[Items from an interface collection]
--- START ---

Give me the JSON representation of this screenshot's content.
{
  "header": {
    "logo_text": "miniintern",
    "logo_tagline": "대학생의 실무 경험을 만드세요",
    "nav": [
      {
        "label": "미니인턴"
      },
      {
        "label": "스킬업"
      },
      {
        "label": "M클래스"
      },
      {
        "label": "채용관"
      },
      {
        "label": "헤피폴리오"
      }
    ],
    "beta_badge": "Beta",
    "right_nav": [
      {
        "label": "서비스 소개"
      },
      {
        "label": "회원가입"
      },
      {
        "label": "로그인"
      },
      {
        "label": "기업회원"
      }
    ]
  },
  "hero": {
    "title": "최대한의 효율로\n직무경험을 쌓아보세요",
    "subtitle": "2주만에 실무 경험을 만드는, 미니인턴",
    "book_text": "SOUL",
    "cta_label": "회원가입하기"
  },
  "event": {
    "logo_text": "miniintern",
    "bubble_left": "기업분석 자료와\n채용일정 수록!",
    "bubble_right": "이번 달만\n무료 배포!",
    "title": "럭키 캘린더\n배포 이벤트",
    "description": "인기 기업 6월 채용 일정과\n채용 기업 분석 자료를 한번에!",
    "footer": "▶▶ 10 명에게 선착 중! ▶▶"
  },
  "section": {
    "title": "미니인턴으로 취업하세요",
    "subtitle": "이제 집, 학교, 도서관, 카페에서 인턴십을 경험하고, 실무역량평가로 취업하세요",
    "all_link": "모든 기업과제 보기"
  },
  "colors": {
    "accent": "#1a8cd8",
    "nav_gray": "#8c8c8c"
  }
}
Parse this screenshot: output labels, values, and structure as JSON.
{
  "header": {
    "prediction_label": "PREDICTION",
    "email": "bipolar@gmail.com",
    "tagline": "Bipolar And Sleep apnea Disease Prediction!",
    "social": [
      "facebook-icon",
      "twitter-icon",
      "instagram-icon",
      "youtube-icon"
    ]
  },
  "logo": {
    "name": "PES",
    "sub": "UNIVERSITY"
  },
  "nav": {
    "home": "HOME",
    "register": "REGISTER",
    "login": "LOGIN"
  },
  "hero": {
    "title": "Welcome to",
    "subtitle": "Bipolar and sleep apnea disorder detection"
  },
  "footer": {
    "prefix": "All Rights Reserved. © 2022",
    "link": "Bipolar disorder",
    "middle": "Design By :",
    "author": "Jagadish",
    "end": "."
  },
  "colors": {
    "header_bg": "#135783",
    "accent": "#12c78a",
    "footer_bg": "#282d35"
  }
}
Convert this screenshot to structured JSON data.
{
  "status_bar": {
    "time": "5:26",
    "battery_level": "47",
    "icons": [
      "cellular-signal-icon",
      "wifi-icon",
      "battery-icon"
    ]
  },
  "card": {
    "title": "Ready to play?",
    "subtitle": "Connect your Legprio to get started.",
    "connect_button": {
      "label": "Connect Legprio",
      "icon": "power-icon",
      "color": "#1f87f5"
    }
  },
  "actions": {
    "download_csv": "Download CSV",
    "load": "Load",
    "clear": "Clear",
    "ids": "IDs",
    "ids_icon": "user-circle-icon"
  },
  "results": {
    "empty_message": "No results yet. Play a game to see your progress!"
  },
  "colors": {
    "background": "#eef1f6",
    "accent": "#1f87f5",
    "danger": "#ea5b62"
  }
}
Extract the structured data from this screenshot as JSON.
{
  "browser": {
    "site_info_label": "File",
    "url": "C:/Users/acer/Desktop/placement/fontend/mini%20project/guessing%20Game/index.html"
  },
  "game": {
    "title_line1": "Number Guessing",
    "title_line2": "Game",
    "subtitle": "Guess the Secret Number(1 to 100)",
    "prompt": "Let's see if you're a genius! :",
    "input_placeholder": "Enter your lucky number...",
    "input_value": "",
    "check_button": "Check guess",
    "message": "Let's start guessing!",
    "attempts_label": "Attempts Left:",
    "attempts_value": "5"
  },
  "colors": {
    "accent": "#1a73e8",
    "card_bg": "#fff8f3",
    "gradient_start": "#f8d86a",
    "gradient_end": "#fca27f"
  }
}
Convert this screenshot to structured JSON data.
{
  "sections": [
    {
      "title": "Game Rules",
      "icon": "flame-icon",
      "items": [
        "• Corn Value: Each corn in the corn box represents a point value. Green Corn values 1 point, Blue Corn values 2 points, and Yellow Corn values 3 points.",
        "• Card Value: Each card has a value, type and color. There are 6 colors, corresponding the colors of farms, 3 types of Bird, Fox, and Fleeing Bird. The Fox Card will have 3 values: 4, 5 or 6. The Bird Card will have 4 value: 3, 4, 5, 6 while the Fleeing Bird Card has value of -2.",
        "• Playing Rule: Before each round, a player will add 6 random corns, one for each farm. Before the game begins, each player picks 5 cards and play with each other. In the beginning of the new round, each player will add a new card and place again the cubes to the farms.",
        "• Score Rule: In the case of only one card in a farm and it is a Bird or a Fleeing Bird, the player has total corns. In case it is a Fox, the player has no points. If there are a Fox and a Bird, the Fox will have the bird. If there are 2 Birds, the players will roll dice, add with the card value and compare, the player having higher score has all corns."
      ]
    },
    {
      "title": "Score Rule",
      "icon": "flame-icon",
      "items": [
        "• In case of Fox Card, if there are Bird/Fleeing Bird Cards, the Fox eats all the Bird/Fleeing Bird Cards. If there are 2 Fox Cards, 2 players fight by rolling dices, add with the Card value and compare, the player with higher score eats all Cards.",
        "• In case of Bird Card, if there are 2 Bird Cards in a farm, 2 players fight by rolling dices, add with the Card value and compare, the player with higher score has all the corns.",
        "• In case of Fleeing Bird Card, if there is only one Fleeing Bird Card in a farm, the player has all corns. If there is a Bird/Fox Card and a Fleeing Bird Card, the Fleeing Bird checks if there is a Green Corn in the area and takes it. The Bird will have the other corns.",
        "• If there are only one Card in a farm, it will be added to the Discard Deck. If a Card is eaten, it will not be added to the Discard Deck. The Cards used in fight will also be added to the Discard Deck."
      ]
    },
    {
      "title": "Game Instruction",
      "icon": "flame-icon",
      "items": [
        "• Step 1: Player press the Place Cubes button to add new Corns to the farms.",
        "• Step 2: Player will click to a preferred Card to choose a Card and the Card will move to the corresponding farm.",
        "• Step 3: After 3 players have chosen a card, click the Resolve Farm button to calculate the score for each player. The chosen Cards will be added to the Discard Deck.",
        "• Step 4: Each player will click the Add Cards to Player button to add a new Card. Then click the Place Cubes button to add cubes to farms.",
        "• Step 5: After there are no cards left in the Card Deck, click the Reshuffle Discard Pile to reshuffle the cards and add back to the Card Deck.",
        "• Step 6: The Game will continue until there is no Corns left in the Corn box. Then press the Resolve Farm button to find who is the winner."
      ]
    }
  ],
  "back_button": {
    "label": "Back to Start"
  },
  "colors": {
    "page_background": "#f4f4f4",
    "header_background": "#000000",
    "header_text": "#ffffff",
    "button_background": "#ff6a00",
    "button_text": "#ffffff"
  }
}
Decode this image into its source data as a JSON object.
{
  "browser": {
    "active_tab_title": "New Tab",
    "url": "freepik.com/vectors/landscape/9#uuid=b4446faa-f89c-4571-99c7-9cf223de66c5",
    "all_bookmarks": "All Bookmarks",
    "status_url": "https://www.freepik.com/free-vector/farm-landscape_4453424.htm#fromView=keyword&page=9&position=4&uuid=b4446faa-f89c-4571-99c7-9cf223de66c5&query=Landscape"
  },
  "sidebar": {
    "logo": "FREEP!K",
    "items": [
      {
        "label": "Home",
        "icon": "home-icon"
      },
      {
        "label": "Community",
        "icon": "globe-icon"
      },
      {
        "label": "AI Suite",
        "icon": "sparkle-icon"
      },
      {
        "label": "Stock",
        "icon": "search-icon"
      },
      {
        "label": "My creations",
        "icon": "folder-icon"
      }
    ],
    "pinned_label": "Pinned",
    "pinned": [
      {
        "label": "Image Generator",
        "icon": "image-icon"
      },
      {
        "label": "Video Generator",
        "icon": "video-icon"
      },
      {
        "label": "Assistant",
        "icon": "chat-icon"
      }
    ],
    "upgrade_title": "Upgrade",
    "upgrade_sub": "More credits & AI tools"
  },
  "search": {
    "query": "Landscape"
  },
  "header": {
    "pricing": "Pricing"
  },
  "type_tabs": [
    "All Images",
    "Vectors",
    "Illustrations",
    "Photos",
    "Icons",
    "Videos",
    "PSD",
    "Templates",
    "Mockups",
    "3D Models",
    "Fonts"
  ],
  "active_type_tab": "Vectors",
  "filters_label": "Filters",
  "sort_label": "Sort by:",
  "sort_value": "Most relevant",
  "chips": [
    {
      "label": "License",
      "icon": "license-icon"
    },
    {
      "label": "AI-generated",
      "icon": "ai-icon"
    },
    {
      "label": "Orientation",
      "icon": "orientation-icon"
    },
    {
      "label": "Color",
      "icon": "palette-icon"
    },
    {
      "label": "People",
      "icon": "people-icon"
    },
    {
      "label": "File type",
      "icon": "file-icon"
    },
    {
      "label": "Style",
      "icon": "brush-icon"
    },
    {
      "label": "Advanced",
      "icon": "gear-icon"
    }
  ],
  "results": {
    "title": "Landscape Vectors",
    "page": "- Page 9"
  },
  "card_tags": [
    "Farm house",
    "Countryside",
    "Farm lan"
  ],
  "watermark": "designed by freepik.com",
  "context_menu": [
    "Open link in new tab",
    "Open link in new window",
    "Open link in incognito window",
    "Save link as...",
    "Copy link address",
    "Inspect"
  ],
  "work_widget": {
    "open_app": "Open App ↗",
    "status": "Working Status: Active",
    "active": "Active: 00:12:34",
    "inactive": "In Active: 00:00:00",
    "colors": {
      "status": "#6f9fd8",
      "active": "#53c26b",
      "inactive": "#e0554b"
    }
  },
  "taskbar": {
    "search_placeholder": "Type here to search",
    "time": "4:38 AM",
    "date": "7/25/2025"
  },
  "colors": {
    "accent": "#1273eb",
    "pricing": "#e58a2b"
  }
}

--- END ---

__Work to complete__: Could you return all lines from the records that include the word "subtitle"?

__Task output__:
    "subtitle": "2주만에 실무 경험을 만드는, 미니인턴",
    "subtitle": "이제 집, 학교, 도서관, 카페에서 인턴십을 경험하고, 실무역량평가로 취업하세요",
    "subtitle": "Bipolar and sleep apnea disorder detection"
    "subtitle": "Connect your Legprio to get started.",
    "subtitle": "Guess the Secret Number(1 to 100)",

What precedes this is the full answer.